Against the backdrop of global market jitters, this unleashed record-breaking rises in UK government bond yields, a new record low for the currency and mounting risks of market disruptions and financial mishaps. Also unusually, it led to a disapproving IMF statement that is more familiar to developing countries than to a G7 country.
The first attempt to pacify the situation included statements of holding operations by the Bank of England and the Treasury. These had some effect, but not enough to counteract the rise in yields, which in the case of the 30-years rose above 5 percent to levels last seen in 1998. The intensification of the already large and sudden market movements threatened both failures to meet collateral requests and other concerns from non-bank counterparties.
The widening dislocation of the fixed income markets has forced mortgage lenders to withdraw their product offerings at an astonishing pace. The few homebuyers who were able to take out new mortgages saw their monthly payments rise. Meanwhile, the Bank of England resisted all emergency measures, continuing to shine the spotlight brightly on the Treasury.
The central bank’s stance changed again on Wednesday as evidence of market stress mounted mounting. The BoE could no longer sit on the sidelines and announced direct market interventions through the “temporary” purchases of long-term government bonds.
Forget the fact that this explicitly goes against the intent outlined in August to sell securities (the now-delayed program called quantitative easing) and raise interest rates more aggressively, as reiterated on Tuesday by the Bank’s chief economist. Concerns over the further strengthening of policy inconsistency in the UK gave way to the immediate priority of stabilizing markets in turmoil.

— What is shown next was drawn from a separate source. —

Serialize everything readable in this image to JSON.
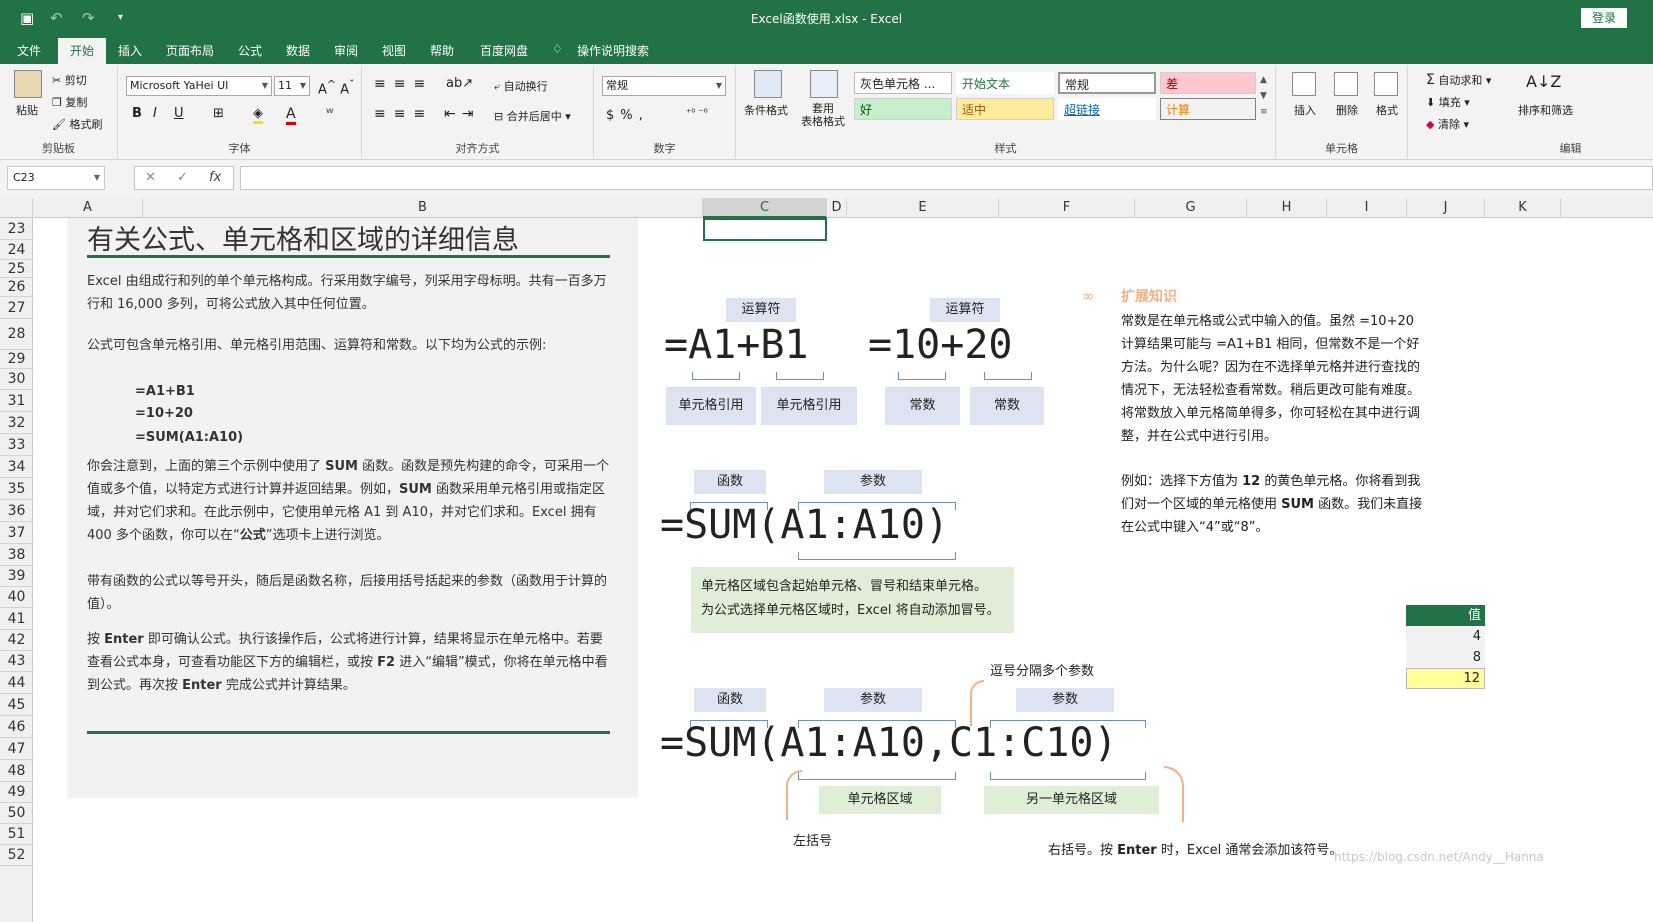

It would never be easy for central banks to end too many years of suppressed interest rates and massive liquidity injections, and the adverse market conditioning they brought with them. Now this inevitably bumpy transition has become a lot harder and more consistent.
That said, what’s at stake here goes well beyond a disorderly tightening of financial conditions and a significantly higher risk of market crashes. Real damage is being done to the UK economy. The longer this is allowed, the greater the structural damage to the country’s ability to grow tall, sustainably and inclusively.
UK households and businesses are already grappling with material inflation and recession concerns – now exacerbated – the outlook of significantly higher borrowing costs and damaged wealth. The combined result of all this is yet another stagflationary blow that runs counter to the government’s basic goal of promoting growth and managing the cost of living crisis.
Fortunately, there is a way out – but the implementation window is not large and will already be closed. It consists of postponing the government’s announced tax cuts until next year and beyond; the BoE raises interest rates ahead of its scheduled November 3 meeting; the Treasury spends more time explaining how its structural reforms will boost sustainable growth; much more targeted protection of the most vulnerable populations; and close monitoring of imbalances in the non-banking financial sector.
The ever-growing comparison of Britain’s economic situation with that of struggling developing countries is troubling, both nationally and internationally. If they persist, they will further damage the credibility of policy making, making it even more difficult to restore financial stability in the context of a growing economy.
The government and the BoE must act now before the situation becomes even more problematic.